## TASK TO COMPLETE
Write out all of the data exactly as it appears.

## INPUT FOR THIS TASK
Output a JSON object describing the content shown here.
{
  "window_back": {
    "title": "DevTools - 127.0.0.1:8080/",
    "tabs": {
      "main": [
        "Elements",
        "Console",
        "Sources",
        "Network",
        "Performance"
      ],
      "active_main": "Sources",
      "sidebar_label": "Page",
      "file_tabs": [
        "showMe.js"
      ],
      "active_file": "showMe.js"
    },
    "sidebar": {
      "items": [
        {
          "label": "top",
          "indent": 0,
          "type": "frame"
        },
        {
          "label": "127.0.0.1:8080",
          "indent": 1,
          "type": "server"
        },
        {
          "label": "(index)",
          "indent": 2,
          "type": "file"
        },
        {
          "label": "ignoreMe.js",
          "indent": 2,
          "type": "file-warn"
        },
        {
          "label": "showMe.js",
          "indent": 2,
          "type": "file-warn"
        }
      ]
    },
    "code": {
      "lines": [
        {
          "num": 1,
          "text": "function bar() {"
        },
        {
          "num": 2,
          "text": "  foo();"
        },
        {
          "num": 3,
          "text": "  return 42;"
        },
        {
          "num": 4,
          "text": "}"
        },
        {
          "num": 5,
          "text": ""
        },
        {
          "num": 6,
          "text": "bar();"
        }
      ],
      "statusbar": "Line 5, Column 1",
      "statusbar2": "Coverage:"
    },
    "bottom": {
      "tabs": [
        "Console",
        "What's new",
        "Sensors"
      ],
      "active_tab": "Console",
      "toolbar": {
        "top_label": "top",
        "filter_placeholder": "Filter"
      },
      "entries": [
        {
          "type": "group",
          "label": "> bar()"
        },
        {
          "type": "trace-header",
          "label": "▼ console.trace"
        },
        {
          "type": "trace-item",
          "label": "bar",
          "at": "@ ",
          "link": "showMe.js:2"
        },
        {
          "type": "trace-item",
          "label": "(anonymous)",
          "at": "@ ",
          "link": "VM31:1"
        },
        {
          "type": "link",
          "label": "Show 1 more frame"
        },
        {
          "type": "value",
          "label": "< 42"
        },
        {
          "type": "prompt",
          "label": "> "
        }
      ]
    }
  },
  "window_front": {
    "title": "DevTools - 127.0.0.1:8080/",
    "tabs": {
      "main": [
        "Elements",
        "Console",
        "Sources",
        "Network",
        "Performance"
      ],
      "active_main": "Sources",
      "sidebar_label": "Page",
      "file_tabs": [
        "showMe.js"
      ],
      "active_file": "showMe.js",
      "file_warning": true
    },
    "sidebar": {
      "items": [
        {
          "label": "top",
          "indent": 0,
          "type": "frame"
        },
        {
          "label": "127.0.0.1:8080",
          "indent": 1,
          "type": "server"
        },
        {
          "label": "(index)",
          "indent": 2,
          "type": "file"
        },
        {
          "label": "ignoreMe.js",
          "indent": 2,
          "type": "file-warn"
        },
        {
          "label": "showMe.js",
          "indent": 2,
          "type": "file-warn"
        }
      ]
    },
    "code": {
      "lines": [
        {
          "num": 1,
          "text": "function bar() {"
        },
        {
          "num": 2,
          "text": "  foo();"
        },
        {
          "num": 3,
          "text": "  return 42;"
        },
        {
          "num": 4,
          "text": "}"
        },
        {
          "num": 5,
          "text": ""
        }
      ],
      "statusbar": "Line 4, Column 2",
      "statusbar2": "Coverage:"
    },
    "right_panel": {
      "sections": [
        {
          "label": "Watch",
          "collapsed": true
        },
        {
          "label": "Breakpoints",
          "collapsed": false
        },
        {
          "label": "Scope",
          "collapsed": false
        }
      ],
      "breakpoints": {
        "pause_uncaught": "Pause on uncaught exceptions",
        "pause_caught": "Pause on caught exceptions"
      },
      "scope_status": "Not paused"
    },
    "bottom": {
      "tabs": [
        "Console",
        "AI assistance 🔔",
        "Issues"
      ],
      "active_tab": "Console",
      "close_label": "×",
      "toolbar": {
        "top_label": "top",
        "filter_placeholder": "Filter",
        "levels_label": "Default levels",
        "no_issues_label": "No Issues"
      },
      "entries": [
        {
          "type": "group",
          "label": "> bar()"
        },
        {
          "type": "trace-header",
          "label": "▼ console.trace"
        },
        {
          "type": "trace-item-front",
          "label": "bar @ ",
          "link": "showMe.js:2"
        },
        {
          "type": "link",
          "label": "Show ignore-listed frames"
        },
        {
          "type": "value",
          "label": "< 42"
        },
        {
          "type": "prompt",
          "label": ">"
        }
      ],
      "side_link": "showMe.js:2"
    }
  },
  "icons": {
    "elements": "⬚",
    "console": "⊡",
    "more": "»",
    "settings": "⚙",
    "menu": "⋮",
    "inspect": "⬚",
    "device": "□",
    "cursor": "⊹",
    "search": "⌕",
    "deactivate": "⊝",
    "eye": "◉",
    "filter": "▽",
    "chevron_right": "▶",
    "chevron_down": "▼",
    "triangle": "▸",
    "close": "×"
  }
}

## WRITTEN SOLUTION
Output a JSON object describing the content shown here.
{
  "window_back": {
    "title": "DevTools - 127.0.0.1:8080/",
    "tabs": {
      "main": [
        "Elements",
        "Console",
        "Sources",
        "Network",
        "Performance"
      ],
      "active_main": "Sources",
      "sidebar_label": "Page",
      "file_tabs": [
        "showMe.js"
      ],
      "active_file": "showMe.js"
    },
    "sidebar": {
      "items": [
        {
          "label": "top",
          "indent": 0,
          "type": "frame"
        },
        {
          "label": "127.0.0.1:8080",
          "indent": 1,
          "type": "server"
        },
        {
          "label": "(index)",
          "indent": 2,
          "type": "file"
        },
        {
          "label": "ignoreMe.js",
          "indent": 2,
          "type": "file-warn"
        },
        {
          "label": "showMe.js",
          "indent": 2,
          "type": "file-warn"
        }
      ]
    },
    "code": {
      "lines": [
        {
          "num": 1,
          "text": "function bar() {"
        },
        {
          "num": 2,
          "text": "  foo();"
        },
        {
          "num": 3,
          "text": "  return 42;"
        },
        {
          "num": 4,
          "text": "}"
        },
        {
          "num": 5,
          "text": ""
        },
        {
          "num": 6,
          "text": "bar();"
        }
      ],
      "statusbar": "Line 5, Column 1",
      "statusbar2": "Coverage:"
    },
    "bottom": {
      "tabs": [
        "Console",
        "What's new",
        "Sensors"
      ],
      "active_tab": "Console",
      "toolbar": {
        "top_label": "top",
        "filter_placeholder": "Filter"
      },
      "entries": [
        {
          "type": "group",
          "label": "> bar()"
        },
        {
          "type": "trace-header",
          "label": "▼ console.trace"
        },
        {
          "type": "trace-item",
          "label": "bar",
          "at": "@ ",
          "link": "showMe.js:2"
        },
        {
          "type": "trace-item",
          "label": "(anonymous)",
          "at": "@ ",
          "link": "VM31:1"
        },
        {
          "type": "link",
          "label": "Show 1 more frame"
        },
        {
          "type": "value",
          "label": "< 42"
        },
        {
          "type": "prompt",
          "label": "> "
        }
      ]
    }
  },
  "window_front": {
    "title": "DevTools - 127.0.0.1:8080/",
    "tabs": {
      "main": [
        "Elements",
        "Console",
        "Sources",
        "Network",
        "Performance"
      ],
      "active_main": "Sources",
      "sidebar_label": "Page",
      "file_tabs": [
        "showMe.js"
      ],
      "active_file": "showMe.js",
      "file_warning": true
    },
    "sidebar": {
      "items": [
        {
          "label": "top",
          "indent": 0,
          "type": "frame"
        },
        {
          "label": "127.0.0.1:8080",
          "indent": 1,
          "type": "server"
        },
        {
          "label": "(index)",
          "indent": 2,
          "type": "file"
        },
        {
          "label": "ignoreMe.js",
          "indent": 2,
          "type": "file-warn"
        },
        {
          "label": "showMe.js",
          "indent": 2,
          "type": "file-warn"
        }
      ]
    },
    "code": {
      "lines": [
        {
          "num": 1,
          "text": "function bar() {"
        },
        {
          "num": 2,
          "text": "  foo();"
        },
        {
          "num": 3,
          "text": "  return 42;"
        },
        {
          "num": 4,
          "text": "}"
        },
        {
          "num": 5,
          "text": ""
        }
      ],
      "statusbar": "Line 4, Column 2",
      "statusbar2": "Coverage:"
    },
    "right_panel": {
      "sections": [
        {
          "label": "Watch",
          "collapsed": true
        },
        {
          "label": "Breakpoints",
          "collapsed": false
        },
        {
          "label": "Scope",
          "collapsed": false
        }
      ],
      "breakpoints": {
        "pause_uncaught": "Pause on uncaught exceptions",
        "pause_caught": "Pause on caught exceptions"
      },
      "scope_status": "Not paused"
    },
    "bottom": {
      "tabs": [
        "Console",
        "AI assistance 🔔",
        "Issues"
      ],
      "active_tab": "Console",
      "close_label": "×",
      "toolbar": {
        "top_label": "top",
        "filter_placeholder": "Filter",
        "levels_label": "Default levels",
        "no_issues_label": "No Issues"
      },
      "entries": [
        {
          "type": "group",
          "label": "> bar()"
        },
        {
          "type": "trace-header",
          "label": "▼ console.trace"
        },
        {
          "type": "trace-item-front",
          "label": "bar @ ",
          "link": "showMe.js:2"
        },
        {
          "type": "link",
          "label": "Show ignore-listed frames"
        },
        {
          "type": "value",
          "label": "< 42"
        },
        {
          "type": "prompt",
          "label": ">"
        }
      ],
      "side_link": "showMe.js:2"
    }
  },
  "icons": {
    "elements": "⬚",
    "console": "⊡",
    "more": "»",
    "settings": "⚙",
    "menu": "⋮",
    "inspect": "⬚",
    "device": "□",
    "cursor": "⊹",
    "search": "⌕",
    "deactivate": "⊝",
    "eye": "◉",
    "filter": "▽",
    "chevron_right": "▶",
    "chevron_down": "▼",
    "triangle": "▸",
    "close": "×"
  }
}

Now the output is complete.